Nov 2, 2016 at 7:59

According to the hint, the number of elements in the levels beyond the first is expected to be $$n \cdot (1/2 + 1/4 + \cdots + 1/2^k).$$ Presumably, $k \approx \log n$, though as we will see, this doesn't really matter.

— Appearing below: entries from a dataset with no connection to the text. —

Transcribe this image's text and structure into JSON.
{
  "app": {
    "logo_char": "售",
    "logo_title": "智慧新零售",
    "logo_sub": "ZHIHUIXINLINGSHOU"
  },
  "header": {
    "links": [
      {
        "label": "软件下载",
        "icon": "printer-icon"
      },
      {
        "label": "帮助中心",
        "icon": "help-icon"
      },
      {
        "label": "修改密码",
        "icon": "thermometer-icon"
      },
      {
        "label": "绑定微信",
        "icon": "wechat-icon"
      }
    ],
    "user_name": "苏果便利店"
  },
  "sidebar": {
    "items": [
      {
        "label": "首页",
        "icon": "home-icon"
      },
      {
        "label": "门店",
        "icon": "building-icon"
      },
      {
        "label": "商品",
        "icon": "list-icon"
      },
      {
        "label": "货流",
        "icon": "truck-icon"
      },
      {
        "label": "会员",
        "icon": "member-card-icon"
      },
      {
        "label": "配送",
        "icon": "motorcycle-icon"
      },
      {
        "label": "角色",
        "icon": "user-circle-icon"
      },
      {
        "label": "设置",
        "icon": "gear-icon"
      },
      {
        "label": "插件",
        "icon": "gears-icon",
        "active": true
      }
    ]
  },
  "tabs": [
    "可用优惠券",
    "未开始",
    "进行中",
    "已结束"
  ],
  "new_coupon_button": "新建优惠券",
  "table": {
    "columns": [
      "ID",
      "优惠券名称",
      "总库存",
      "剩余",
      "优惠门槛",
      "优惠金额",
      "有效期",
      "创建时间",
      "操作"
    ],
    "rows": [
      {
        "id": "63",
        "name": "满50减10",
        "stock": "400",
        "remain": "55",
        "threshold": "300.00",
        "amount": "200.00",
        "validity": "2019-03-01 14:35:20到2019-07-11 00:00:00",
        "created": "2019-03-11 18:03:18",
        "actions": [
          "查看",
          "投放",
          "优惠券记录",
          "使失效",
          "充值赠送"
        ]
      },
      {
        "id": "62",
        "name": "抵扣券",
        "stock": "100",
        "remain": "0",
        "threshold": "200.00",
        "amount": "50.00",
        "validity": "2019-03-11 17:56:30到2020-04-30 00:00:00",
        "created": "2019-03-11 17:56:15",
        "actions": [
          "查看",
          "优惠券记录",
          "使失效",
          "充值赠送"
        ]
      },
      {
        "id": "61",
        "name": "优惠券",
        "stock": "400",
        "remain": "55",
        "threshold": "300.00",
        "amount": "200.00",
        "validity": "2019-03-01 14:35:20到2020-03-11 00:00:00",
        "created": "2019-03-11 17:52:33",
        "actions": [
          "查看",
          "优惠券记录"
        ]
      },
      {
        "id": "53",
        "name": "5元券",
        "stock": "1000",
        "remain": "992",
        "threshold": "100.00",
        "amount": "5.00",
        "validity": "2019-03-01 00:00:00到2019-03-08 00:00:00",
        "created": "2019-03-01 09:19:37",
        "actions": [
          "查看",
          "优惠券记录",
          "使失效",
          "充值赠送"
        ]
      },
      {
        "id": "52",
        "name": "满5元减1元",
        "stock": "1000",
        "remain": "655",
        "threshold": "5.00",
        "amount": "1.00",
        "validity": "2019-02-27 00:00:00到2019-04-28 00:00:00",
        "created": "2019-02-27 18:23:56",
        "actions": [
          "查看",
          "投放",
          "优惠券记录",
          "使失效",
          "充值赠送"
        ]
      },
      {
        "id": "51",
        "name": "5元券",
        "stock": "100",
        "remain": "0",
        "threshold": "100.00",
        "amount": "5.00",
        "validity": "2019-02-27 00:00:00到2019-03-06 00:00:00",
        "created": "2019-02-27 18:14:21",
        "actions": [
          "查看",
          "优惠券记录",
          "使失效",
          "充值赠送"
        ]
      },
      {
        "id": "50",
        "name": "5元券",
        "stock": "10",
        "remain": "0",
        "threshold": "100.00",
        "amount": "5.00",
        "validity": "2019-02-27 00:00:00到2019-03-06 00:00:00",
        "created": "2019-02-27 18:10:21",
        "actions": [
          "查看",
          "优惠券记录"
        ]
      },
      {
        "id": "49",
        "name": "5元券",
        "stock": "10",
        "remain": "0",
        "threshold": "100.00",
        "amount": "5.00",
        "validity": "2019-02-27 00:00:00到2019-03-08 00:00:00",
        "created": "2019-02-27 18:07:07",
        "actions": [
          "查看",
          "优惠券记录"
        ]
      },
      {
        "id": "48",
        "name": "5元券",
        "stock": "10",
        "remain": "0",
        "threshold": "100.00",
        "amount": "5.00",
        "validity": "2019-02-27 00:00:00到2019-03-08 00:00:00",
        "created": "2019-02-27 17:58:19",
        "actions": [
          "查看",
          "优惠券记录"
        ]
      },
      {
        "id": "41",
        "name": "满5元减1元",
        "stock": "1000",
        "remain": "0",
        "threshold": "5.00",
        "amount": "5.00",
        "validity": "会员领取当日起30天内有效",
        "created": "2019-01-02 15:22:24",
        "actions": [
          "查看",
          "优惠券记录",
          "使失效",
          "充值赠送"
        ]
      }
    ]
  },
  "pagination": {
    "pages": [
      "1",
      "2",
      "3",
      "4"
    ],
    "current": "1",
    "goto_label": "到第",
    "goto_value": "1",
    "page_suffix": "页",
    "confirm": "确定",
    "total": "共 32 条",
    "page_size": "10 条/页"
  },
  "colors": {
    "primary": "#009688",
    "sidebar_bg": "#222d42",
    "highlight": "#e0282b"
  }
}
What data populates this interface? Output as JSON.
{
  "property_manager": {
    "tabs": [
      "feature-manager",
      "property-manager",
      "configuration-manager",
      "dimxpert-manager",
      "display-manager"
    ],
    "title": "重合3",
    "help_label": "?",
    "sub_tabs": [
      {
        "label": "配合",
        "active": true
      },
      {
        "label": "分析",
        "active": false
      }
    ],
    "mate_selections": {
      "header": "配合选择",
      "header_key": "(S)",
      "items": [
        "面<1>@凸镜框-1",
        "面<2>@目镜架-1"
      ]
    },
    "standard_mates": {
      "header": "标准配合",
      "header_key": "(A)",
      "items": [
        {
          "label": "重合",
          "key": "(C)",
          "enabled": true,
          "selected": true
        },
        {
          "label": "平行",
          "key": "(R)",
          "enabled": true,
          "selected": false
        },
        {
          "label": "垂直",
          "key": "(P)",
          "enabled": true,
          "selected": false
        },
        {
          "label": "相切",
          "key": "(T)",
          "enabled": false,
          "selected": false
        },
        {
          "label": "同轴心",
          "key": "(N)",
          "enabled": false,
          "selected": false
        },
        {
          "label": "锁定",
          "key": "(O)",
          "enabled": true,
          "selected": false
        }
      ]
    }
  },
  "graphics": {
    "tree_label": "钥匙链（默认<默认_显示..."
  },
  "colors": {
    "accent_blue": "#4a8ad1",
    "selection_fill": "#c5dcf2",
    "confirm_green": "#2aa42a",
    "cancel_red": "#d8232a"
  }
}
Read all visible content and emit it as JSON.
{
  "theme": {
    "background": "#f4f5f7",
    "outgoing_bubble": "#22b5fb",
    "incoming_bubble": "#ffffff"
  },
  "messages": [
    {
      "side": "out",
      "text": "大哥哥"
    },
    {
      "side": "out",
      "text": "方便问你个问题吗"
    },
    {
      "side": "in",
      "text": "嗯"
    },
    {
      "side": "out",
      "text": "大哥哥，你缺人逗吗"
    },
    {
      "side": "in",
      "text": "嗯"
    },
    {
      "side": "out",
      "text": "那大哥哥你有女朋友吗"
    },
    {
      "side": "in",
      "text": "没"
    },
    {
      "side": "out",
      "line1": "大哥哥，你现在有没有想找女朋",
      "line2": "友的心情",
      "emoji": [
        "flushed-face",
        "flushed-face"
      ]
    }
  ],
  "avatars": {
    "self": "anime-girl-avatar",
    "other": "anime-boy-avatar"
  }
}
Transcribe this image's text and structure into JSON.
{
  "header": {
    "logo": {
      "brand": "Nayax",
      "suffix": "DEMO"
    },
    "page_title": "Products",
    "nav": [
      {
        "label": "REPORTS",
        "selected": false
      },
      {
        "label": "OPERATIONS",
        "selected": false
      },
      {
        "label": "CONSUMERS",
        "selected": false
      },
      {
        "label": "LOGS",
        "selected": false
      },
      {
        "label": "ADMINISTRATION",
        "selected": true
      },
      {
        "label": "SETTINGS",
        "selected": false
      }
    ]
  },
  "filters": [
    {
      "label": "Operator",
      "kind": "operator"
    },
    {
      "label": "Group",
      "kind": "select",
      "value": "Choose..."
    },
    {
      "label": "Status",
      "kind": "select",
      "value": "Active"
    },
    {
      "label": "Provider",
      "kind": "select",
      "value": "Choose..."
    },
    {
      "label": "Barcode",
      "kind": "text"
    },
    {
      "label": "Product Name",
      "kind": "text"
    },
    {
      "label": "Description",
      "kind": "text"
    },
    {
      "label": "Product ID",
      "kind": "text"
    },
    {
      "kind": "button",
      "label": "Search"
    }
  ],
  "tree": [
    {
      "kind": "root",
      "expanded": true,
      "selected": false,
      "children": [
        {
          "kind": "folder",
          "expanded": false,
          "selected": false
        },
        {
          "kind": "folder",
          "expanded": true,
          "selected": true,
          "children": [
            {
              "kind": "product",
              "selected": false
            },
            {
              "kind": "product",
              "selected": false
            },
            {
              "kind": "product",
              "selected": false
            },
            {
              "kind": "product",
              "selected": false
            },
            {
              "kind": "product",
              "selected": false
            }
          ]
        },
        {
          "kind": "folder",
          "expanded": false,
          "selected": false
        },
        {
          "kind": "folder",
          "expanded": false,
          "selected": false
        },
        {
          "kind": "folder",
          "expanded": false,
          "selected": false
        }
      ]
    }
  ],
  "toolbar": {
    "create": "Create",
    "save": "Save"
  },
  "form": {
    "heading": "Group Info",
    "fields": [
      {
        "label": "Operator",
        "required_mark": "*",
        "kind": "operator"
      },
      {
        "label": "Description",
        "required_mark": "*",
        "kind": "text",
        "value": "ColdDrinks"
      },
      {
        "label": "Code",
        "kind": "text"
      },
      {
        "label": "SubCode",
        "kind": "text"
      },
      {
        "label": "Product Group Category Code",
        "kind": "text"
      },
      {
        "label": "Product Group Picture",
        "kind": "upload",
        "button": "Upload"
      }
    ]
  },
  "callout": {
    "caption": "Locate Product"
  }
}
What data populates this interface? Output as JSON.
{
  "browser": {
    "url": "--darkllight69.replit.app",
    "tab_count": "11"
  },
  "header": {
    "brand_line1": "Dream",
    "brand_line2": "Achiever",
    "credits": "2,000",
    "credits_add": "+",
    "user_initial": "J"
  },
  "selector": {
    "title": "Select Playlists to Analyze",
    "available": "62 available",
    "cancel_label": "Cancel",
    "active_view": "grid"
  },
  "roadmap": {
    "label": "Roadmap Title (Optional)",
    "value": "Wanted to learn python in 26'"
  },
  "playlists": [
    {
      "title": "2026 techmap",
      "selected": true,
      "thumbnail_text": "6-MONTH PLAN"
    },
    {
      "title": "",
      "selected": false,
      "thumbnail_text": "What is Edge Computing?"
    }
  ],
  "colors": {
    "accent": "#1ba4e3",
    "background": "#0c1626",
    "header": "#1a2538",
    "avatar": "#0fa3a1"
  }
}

Let's plug in some numbers to see how this behaves. When $n = 100$ and $k = 10$, we get $$100 \cdot (1/2 + 1/4 + \cdots + 1/2^{10}) \approx 99.9.$$ When $n = 1000$ and $k = 15$, we get $$1000 \cdot (1/2 + 1/4 + \cdots + 1/2^{15}) \approx 999.97.$$ When $n = 10000$ and $k = 20$, we get $$10000 \cdot (1/2 + 1/4 + \cdots + 1/2^{20}) \approx 9999.99.$$ What is happening here? Massaging the formula for the sum of the geometric series, we get $$n (1/2 + 1/4 + \cdots + 1/2^k) = n (1 - 1/2^k).$$ So as $k$ gets larger, the value of this formula gets closer and closer to $n$. Moreover, if $k \geq 1$ (say), then $$\frac{n}{2} \leq n (1/2 + 1/4 + \cdots + 1/2^k) \leq n.$$ So from the point of view of asymptotic analysis, this expression is $\Theta(n)$ rather than $\Theta(n^2)$.